The growth of 5G mobile devices in the Philippines is beginning to outstrip the continued growth of the broader smartphone market in the country, new research has revealed.
According to industry analyst firm IDC, the Philippines smartphone market grew 22.6 per cent year-on-year in the second calendar quarter of 2021, representing the fourth consecutive quarter of year-on-year growth for the segment.
However, growth in 5G smartphone shipments specifically, over the same period, came in at 56.1 per cent, far outstripping the overall smartphone segment growth rate, albeit from a lower base.
According to Angela Jenny Medez, client devices market analyst at IDC Philippines, much of this growth came as Chinese 5G device vendors battled for market share.
“5G shipments accounted for more than 10 per cent of total shipments, growing by 56.1 per cent compared to the previous quarter as prices declined by 41.5 per cent quarterly to US$470 due to the aggressive pricing among Chinese vendors,” Medez said.
“Feature phone and 3G smartphone shipments continued to dwindle, reflecting the willingness of Filipinos to spend more for better functionality as well as the successful 4G LTE campaigns by telcos,” she added.
It should come as little surprise, then, that the majority of the top five smartphone vendors in the second quarter are Chinese companies, with Xiaomi, Oppo and Vivo named among the list of top players.
India-headquartered Realme accounted for 24.4 per cent of the total market, clinching the top spot for two consecutive quarters. Its ultra-low-end segment – devices sold for less than US$100 – grew by 140 per cent quarter-on-quarter, according to IDC.
Meanwhile, Vivo made a comeback in the top five, IDC said, securing the second spot by doubling its shipments as it brought in more units in the ultra-low-end and low-end segments, the latter of which captures devices sold for between US$100 and US$200.
Xiaomi, which is quickly acquiring market share in many regions around the world, rose in prominence to third spot by expanding further on its already substantial online channels as well as its increased focus in the mid-range segment, which incorporates devices worth between US$200 and US$400.
Xiaomi brought in affordable 5G models during the quarter by launching the Note 10 5G series, lowering its mid-range model prices by 14.3 per cent, IDC noted.
South Korean smartphone powerhouse Samsung took the fourth spot by launching several A series models and increasing shipments in the ultra-low-end segment.
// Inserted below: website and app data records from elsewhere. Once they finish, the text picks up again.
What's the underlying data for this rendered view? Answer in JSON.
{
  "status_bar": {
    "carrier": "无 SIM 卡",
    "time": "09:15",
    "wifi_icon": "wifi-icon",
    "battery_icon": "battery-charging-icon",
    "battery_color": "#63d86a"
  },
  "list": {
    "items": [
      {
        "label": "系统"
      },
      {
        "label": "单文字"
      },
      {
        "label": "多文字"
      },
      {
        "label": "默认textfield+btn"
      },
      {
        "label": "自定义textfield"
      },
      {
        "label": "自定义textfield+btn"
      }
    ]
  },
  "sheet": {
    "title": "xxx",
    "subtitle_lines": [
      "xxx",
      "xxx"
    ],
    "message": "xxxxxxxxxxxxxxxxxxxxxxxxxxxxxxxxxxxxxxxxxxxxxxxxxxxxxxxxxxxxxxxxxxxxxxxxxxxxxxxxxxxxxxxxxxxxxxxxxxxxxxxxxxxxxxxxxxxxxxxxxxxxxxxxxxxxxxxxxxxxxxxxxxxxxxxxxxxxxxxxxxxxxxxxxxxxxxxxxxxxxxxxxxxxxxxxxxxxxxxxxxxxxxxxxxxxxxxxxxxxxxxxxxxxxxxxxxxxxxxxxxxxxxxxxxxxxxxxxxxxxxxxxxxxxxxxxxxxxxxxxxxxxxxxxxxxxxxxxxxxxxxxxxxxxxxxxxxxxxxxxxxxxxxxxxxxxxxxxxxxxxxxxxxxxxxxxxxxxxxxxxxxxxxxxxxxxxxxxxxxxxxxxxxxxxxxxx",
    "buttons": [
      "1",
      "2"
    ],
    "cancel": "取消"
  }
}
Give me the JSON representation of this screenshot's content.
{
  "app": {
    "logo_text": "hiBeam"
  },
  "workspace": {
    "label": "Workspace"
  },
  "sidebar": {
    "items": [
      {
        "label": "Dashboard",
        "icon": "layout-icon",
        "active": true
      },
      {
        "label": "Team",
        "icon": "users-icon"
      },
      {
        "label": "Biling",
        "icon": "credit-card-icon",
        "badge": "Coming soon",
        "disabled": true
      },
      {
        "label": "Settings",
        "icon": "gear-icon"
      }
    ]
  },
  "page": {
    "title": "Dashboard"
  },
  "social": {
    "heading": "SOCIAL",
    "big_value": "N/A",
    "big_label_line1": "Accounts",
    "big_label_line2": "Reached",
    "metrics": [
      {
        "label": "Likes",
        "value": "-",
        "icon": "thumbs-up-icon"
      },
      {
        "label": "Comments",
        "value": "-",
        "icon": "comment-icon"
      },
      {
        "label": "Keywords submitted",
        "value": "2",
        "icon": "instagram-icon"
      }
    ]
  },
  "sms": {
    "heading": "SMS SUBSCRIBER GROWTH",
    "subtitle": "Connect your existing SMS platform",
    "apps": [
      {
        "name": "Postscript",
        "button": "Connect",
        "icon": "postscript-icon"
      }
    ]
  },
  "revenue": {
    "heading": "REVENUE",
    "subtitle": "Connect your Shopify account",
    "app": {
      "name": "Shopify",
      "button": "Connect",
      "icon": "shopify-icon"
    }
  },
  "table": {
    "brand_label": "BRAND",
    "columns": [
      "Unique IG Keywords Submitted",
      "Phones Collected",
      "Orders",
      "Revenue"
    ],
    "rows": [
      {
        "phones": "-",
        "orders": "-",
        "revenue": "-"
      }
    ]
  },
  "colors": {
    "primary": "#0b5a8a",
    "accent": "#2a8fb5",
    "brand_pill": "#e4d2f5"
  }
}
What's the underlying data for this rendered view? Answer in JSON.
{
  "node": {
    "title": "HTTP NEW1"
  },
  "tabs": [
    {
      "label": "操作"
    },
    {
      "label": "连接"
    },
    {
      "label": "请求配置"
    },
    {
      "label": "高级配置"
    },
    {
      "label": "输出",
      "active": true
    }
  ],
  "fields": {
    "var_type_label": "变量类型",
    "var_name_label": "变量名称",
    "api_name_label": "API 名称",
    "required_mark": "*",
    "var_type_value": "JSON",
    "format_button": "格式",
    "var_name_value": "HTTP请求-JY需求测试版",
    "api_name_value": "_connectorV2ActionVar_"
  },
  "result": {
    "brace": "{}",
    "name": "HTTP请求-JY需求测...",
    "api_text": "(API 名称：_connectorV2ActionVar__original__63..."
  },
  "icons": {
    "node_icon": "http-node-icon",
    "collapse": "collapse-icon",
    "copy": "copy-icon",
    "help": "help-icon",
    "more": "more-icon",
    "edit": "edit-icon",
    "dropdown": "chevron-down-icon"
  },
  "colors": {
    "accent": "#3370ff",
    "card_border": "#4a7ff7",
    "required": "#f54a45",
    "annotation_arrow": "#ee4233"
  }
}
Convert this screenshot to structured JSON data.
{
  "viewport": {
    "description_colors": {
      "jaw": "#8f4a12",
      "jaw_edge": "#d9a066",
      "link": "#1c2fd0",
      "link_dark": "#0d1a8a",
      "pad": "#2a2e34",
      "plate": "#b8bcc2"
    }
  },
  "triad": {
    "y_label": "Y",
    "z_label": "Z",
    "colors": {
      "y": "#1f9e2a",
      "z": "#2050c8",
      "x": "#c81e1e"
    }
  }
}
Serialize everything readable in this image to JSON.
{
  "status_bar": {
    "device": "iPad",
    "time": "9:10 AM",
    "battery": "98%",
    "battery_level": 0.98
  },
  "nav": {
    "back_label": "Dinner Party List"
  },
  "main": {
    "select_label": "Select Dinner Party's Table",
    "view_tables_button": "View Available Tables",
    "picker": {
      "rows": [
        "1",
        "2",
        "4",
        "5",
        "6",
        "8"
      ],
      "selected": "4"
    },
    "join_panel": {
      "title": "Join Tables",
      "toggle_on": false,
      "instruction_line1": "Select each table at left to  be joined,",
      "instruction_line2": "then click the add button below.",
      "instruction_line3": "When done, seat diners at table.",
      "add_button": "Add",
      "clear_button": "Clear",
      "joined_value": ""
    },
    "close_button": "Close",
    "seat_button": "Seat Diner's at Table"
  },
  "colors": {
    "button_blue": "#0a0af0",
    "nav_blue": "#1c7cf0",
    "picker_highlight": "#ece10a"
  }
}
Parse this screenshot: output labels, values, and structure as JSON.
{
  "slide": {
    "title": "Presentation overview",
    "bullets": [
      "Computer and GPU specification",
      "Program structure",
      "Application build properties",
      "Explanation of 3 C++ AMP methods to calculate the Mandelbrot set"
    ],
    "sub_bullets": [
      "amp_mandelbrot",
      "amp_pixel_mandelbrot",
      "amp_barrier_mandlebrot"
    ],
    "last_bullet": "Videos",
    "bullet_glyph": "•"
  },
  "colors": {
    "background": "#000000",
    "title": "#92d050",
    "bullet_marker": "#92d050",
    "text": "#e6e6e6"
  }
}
It grew almost threefold in this segment compared to the previous quarter, accounting for 27.3 per cent of total shipments.
At the same time, Oppo secured the fifth spot despite its shipments contracting by 14.5 per cent compared to the previous quarter. The company dropped its prices across almost all models and launched its A54 model, which accounted for more than a quarter of its total shipments.
"As new Covid-19 variants continued to dampen the recovery of the country and forced the reinstatement of lockdowns, vendors pre-emptively brought in more entry level smartphones and cut down on prices as more people are buying cheaper phones,” said Medez.
“This dragged overall prices down to US$186 in comparison to the US$199 from previous quarter, as vendors pushed unit sales at the cost of lower margins.
“As uncertainty around the Covid-19 looms, we are anticipating smartphone vendors to bring in more models in the ultra-low-end segment to keep prices affordable despite rising component prices in order to push sales as consumers cut back on spending,” she added
According to Medez, despite supply concerns, vendors are now in a better position to manage their supplies than they were at the beginning of the pandemic.
"The market sustained its growth due to the rising need among consumers for mobile devices especially during these times,” she said.
Earlier this year, IDC said that the global smartphone market was expected to ship 1.38 billion units in 2021, growing by 7.7 per cent year-on-year and representing the largest yearly growth in shipments since 2015.
IDC also suggested that the global market was continuing to shift towards 5G networks.
In fact, the firm claimed that 5G shipments were predicted to grow by nearly 130 per cent in 2021, with nearly all regions outside of China to see triple-digit growth by the end of the year.
This growth comes despite fears the global chip shortage would soon begin hitting smartphone manufacturers after car makers found themselves struggling to source chips due to pandemic-related demand.